Professor of Law and Business
Columbia University School of Law, JD 2004
Lua Kamál Yuille joined the Northeastern University faculty in 2021 as professor of law and business within the School of Law and the D’Amore-McKim School of Business. Yuille is a recognized praxivist, which is a philosophy that involves using her theoretical scholarship to inform her engagement in social change. Her current interdisciplinary work draws into conversation property law, heterodox economics, business law, critical pedagogy and group identity. Yuille’s diverse professional formation — federal law clerk, Latin Americanist socio-economic development lawyer, Wall Street corporate transactional attorney, public school teacher, pro bono immigration litigation practitioner — provides a strong foundation for her engaged scholarship on a wide range of questions.
Yuille began her academic career as a visiting professor at the University of Oregon School of Law and as a William Hastie Fellow at the University of Wisconsin Law School. In 2013, she joined the University of Kansas, where she served on the law faculty and in the Center for Latin American and Caribbean Studies. Her exemplary justice-oriented work earned Yuille the Junior Faculty Teaching Award from the Society of American Law Teachers in 2017.
Yuille’s formal education and pedigree includes training in fields ranging from cognitive science, international relations and computer engineering to economics, education and law. Her academic credentials include degrees from Columbia University School of Law, the Johns Hopkins University and the Paul H. Nitze School of Advanced International Studies.

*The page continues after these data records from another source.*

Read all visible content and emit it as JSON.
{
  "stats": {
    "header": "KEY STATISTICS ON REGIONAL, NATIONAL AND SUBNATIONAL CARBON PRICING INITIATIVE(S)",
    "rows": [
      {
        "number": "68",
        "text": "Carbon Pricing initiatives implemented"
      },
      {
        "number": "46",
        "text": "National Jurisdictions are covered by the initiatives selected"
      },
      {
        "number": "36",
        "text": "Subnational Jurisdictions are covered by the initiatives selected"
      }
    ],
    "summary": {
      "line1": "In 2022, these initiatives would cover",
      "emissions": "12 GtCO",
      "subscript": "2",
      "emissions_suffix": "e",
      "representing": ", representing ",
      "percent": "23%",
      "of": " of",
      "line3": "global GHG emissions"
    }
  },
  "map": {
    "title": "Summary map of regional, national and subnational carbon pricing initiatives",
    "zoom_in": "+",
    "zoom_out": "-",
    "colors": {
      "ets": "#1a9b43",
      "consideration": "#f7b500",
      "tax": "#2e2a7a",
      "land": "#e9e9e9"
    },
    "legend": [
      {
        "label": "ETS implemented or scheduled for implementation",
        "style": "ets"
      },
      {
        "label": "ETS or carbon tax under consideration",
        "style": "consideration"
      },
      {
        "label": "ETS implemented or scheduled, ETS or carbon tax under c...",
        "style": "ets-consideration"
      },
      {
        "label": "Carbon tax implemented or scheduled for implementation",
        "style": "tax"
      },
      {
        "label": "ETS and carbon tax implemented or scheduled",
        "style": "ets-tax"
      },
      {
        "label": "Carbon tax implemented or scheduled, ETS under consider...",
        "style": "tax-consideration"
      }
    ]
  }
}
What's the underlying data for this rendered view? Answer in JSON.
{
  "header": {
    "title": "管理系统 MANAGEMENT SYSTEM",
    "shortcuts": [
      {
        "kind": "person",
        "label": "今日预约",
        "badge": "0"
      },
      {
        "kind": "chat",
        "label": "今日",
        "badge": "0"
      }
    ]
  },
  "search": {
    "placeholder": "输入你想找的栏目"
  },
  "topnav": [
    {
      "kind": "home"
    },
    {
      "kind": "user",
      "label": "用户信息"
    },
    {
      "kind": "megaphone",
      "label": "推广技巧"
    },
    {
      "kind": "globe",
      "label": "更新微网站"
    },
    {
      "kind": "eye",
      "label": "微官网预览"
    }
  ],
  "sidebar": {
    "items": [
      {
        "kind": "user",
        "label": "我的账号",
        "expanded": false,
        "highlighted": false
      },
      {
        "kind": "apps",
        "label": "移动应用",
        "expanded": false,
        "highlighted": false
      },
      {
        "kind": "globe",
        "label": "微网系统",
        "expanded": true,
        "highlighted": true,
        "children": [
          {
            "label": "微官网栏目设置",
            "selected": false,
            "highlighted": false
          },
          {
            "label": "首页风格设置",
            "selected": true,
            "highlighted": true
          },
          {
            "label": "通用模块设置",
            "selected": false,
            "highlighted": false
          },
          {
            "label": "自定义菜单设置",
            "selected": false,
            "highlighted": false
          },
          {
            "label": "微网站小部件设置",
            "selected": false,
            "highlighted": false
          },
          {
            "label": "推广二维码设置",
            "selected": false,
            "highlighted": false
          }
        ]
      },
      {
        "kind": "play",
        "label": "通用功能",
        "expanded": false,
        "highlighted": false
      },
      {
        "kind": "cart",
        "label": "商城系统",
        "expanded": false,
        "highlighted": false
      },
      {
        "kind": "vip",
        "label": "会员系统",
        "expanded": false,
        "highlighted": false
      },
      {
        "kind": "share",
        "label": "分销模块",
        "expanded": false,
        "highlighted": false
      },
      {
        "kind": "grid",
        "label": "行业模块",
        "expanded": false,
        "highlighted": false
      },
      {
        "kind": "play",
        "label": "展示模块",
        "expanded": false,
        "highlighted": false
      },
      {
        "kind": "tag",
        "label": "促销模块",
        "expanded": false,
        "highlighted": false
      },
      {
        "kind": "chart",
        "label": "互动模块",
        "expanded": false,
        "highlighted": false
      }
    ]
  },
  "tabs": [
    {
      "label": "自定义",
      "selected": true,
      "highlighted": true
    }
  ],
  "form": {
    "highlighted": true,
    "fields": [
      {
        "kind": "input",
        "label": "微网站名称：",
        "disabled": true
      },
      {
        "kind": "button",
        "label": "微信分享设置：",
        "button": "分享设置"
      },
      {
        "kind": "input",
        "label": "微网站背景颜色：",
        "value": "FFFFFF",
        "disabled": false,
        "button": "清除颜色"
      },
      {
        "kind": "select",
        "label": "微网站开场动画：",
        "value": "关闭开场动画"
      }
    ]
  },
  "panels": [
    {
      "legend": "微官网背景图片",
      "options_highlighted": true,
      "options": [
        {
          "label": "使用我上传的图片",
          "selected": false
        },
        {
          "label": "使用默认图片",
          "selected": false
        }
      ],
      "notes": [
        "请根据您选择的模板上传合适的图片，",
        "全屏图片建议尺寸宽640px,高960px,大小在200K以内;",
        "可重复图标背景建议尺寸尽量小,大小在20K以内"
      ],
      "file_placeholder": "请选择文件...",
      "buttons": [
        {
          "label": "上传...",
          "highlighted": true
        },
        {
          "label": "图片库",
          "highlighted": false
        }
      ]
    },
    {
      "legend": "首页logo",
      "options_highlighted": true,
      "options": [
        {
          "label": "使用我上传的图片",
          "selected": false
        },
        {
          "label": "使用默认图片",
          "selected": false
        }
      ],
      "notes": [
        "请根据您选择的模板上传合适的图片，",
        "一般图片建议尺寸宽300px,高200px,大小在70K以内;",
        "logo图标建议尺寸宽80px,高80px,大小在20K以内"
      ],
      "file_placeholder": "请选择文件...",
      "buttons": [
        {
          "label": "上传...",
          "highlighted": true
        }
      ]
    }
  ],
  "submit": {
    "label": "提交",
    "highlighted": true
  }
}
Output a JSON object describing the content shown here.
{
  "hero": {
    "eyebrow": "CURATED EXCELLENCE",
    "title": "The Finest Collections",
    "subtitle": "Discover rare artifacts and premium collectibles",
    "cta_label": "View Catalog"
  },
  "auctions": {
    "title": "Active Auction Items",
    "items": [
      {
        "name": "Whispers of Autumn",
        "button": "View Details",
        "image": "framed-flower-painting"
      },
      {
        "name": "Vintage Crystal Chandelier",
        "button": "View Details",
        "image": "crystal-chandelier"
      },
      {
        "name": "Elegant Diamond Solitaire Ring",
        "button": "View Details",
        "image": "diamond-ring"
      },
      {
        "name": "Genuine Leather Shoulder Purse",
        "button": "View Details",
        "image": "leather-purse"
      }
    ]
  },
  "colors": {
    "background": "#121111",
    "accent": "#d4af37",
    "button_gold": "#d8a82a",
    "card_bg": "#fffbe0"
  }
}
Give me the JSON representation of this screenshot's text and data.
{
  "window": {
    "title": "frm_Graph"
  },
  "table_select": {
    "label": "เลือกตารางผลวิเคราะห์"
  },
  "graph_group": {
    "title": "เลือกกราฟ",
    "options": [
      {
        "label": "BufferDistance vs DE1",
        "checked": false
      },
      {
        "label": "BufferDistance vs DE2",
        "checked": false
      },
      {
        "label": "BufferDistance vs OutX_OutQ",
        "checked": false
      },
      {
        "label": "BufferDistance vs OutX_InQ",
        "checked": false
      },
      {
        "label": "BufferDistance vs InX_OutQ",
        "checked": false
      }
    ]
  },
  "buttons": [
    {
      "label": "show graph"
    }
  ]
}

She is fluent in Spanish and Italian and credits her most enduring education to the varied experiences she has had as a praxivist doing service all over the world.
Fields of Expertise
- Business Law
- Critical Pedagogy
- Corporate Law
- Gender and the Law
- Heterodox Economics
- International Law
- Race and Racism and the Law
- “Corporations, Property and Personhood,” 97 Denver Law Review 557 (2020).
- “Love as Justice,” 26 The Langston Hughes Review 49 (2020).
- “Dignity Takings in Gangland's Suburban Frontier,” 92 Chicago-Kent Law Review 793 (2018).
- “From Corpo Economicus to Corpo Sapiens,” 55 University of Louisville Law Review 163 (2017).
- “Blood In, Buyout: A Property & Economic Approach to Street Gangs,” 2015 Wisconsin Law Review 1049 (2015).